Bangladesh is to receive subsidised credit to the tune of US$2bn from the Export-Import Bank of India, as the countries’ respective leaders came to a number of historic agreements.

As the Indian Prime Minister Narendra Modi travelled to Dhaka to sign a land pact that will give around 50,000 people their choice of statehood, trade officials inked documents that should help unlock some of the potential along one of the world’s most populated trade routes.

Permanent contours are now affixed along the 4,000km of India’s Eastern flank, as Modi continues his internationalist policy which, Pakistan aside, has seen him seeking stronger ties with India’s neighbours. The deal was initially agreed in 1974, but not formally ratified until now, with Modi and his Bangladeshi counterpart Sheikh Hasina agreeing to exchange more than 150 disputed and – until now, economically isolated territories.

The agreement states that 75% of the line of credit will be used to purchase Indian goods and services for projects in Bangladesh – a country whose economic potential has been talked up, but for which the infrastructure deficit has been stifling. Political unrest has also plagued Bangladesh’s trade sector, with activists taking physical action to disrupt trade routes.

“Trade in the first quarter of 2015 was down due to the political unrest faced in the country, including due to the fact that goods could not be moved due to road blockades,” Ed Faber, a relationship manager at the Asian Development Bank told GTR upon returning from Dhaka this week. “But now the environment has improved and there are expectations of continued growth in trade and trade finance in Bangladesh. In particular the garments sector, which constitutes around 85% of exports and an important component of overall growth, remains buoyant.”

India was keen to talk up the potential benefit to its exports sector, as Modi continues to roll out his ambitious “Made in India” initiative, which has seen him pass laws to cut red tape in order to encourage manufacturing in the world’s second most populous nation.

More specifically, the agreement is an advancement of Modi’s “Look East” programme which has thus far seen India lend upward of US$6bn to Bangladesh, Nepal, Sri Lanka and the Maldives.

Speaking to local press, India Exim’s Chairman Yaduvendra Mathur said: “We have already provided a US$862mn line of credit to Bangladesh and this US$2bn is going to provide a big boost to project exports from India and help Indian companies.
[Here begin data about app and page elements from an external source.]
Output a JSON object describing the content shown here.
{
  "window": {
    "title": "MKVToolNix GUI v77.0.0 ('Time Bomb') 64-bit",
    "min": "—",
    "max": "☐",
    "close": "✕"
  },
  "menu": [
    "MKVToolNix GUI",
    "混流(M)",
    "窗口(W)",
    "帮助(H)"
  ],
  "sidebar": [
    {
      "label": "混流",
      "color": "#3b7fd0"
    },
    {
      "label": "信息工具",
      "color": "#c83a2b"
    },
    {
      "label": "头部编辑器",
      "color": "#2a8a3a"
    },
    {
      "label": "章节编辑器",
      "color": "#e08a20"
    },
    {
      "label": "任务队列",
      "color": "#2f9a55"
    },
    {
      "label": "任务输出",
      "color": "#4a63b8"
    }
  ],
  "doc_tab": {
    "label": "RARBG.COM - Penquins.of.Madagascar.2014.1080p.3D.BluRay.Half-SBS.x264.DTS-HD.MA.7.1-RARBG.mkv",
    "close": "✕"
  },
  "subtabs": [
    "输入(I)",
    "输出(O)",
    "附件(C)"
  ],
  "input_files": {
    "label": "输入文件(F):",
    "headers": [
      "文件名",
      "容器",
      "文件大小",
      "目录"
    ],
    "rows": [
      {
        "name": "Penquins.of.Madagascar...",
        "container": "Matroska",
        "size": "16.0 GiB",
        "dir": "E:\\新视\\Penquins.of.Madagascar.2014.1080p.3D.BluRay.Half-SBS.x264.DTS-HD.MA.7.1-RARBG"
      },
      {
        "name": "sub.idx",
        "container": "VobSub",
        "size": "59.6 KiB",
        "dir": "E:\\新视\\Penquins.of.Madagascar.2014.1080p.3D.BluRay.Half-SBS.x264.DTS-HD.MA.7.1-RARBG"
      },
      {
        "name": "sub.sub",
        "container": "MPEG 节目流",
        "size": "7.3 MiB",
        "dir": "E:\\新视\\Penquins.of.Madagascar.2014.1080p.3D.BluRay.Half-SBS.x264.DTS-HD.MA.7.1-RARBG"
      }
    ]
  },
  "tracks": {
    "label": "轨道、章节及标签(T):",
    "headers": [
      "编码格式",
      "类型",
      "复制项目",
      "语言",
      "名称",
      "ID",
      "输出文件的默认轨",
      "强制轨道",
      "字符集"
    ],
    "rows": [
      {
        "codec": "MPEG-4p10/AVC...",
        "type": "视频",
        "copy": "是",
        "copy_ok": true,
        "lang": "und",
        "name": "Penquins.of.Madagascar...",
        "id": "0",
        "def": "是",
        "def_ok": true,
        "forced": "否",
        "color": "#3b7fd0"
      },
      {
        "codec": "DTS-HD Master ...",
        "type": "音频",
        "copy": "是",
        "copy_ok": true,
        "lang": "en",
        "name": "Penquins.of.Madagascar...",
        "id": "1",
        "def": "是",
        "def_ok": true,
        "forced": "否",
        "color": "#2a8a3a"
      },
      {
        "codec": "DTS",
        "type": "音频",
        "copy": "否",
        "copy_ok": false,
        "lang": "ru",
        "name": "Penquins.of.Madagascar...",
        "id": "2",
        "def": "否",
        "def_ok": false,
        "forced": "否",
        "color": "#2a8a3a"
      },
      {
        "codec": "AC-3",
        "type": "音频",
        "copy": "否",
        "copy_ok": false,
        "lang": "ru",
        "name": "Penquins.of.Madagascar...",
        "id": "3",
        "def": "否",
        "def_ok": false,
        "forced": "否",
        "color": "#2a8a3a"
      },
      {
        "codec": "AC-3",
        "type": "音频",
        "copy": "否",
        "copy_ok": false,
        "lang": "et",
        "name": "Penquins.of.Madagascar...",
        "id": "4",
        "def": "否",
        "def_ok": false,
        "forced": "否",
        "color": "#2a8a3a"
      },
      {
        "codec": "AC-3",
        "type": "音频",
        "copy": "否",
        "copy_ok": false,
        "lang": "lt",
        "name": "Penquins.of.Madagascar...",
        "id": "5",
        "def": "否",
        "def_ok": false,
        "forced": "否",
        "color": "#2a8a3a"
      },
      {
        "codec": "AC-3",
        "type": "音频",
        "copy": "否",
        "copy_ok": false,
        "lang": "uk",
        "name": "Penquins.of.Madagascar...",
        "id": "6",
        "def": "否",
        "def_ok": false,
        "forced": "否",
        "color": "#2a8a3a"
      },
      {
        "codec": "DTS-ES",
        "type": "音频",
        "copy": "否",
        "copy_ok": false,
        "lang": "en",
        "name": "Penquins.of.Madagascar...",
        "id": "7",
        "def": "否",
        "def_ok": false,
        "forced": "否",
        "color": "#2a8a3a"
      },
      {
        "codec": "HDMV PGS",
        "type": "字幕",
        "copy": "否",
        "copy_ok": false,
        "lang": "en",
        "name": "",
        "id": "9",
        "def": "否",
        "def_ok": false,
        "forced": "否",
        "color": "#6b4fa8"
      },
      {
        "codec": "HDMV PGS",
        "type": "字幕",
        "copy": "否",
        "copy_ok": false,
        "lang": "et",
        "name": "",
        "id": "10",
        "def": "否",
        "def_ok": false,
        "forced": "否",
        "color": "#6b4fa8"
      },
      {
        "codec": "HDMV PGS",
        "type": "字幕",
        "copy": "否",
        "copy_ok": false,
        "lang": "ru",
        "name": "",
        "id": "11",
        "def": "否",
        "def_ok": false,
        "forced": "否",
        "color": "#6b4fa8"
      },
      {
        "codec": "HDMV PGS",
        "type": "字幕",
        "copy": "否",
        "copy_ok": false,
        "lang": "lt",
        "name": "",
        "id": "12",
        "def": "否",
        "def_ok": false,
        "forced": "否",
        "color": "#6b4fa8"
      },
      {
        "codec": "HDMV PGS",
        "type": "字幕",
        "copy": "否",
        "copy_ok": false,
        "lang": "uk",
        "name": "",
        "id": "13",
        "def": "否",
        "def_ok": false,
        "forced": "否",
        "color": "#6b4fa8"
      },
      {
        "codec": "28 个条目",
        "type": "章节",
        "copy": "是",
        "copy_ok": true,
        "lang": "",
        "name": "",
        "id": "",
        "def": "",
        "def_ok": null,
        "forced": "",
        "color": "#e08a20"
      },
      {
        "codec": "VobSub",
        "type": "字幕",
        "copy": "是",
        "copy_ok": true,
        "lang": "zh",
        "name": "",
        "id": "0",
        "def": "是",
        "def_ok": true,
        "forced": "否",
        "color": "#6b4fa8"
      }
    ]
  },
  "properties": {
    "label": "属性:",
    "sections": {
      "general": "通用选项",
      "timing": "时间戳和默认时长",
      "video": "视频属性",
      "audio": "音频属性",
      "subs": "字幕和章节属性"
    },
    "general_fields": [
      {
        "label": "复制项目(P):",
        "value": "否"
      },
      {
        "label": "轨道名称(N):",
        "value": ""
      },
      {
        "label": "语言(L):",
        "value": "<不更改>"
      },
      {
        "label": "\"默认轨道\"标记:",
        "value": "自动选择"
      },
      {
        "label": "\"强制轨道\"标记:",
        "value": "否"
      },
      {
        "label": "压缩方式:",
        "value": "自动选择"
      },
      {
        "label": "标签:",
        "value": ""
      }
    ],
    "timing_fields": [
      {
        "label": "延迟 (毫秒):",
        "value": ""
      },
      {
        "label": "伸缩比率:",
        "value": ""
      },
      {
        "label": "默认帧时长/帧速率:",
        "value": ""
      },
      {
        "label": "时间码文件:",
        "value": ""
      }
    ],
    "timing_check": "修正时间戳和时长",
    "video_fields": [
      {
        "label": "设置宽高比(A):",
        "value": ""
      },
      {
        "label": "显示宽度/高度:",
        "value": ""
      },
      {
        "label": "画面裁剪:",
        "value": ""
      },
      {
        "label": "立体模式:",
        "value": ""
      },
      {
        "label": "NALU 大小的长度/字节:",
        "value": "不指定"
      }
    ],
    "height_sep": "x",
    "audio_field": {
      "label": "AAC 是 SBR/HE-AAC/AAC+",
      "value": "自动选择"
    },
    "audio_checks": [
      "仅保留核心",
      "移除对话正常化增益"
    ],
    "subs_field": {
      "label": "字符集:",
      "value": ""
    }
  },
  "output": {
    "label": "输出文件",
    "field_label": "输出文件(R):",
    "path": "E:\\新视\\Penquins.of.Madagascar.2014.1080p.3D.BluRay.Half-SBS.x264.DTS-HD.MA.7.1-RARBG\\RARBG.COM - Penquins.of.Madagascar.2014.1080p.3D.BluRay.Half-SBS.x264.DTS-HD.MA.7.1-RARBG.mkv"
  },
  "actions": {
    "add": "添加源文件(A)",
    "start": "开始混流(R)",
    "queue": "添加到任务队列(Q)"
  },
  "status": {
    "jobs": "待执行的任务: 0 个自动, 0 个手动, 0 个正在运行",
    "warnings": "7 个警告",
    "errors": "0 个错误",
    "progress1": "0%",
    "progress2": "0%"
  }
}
It is a big boost to manufacturing and projects but also will create jobs.”

It’s expected that the primary benefit will be to Indian firms associated with the construction materials sector, such as cement and steel.